Election officials in Kenya are refusing to release the electoral roll following the disputed election.
“We cannot and will not release the electoral roll which is the foundation of our democratic system,” a spokesman for Kenya’s election commission (KEM) told Reuters.
The electoral roll was prepared in the presence of former President Mwai Kibaki, after he relinquished power in a bloodless coup in December.
“We can release the names of people but not the rolls,” said the spokesman.
The spokesman could not provide a reason why the documents had been withheld.
A Kenyan court ruled on Thursday that President Uhuru Kenyatta had won the country’s presidential election, after the electoral commission declared him the winner.
But questions remain over irregularities in the electoral process.
The KEM spokesman told Reuters that the election commission had only ever provided the electoral roll to the court because it was legally required to do so.
“There is no problem with the distribution of the electoral roll, but the problem is on releasing the names of voters,” he said.
“It is impossible as a matter of law for us to release names of voters after they have voted.

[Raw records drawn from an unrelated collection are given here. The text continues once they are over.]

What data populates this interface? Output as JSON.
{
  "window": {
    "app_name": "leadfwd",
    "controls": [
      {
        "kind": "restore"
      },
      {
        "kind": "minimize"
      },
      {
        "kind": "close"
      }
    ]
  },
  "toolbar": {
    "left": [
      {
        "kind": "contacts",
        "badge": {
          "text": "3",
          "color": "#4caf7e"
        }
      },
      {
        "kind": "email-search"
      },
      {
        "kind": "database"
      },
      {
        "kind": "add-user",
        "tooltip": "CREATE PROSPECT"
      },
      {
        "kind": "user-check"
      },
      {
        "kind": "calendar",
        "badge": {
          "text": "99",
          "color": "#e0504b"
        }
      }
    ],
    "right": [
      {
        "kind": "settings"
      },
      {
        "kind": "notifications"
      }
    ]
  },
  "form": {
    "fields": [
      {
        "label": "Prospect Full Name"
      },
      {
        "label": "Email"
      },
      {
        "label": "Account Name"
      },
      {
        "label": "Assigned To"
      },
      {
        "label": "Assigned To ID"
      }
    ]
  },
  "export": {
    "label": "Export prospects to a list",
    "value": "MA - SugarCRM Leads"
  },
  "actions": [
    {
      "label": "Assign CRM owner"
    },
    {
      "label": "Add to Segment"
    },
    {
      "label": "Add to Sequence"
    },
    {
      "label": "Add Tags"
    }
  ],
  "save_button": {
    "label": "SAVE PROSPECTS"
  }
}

That will compromise our legal security.”
Tens of thousands of people are believed to have voted on Wednesday.
With the country divided, President Kenyatta asked for international help to deal with widespread violence in the run-up to the election.
Security has been a significant concern, though the country is no stranger to violent unrest.
Mr Kenyatta’s election rivals have accused him of trying to steal the result of the election by refusing to count votes from people who have been intimidated, or those who fled the violence.
In the first round of the election on August 8, Mr Kenyatta received 39 per cent of votes cast, losing to his main rival of the past seven years, Mr Raila Odinga.
The second round of the election was held on October 26.
Mr Odinga said Mr Kenyatta should step down if his victory was not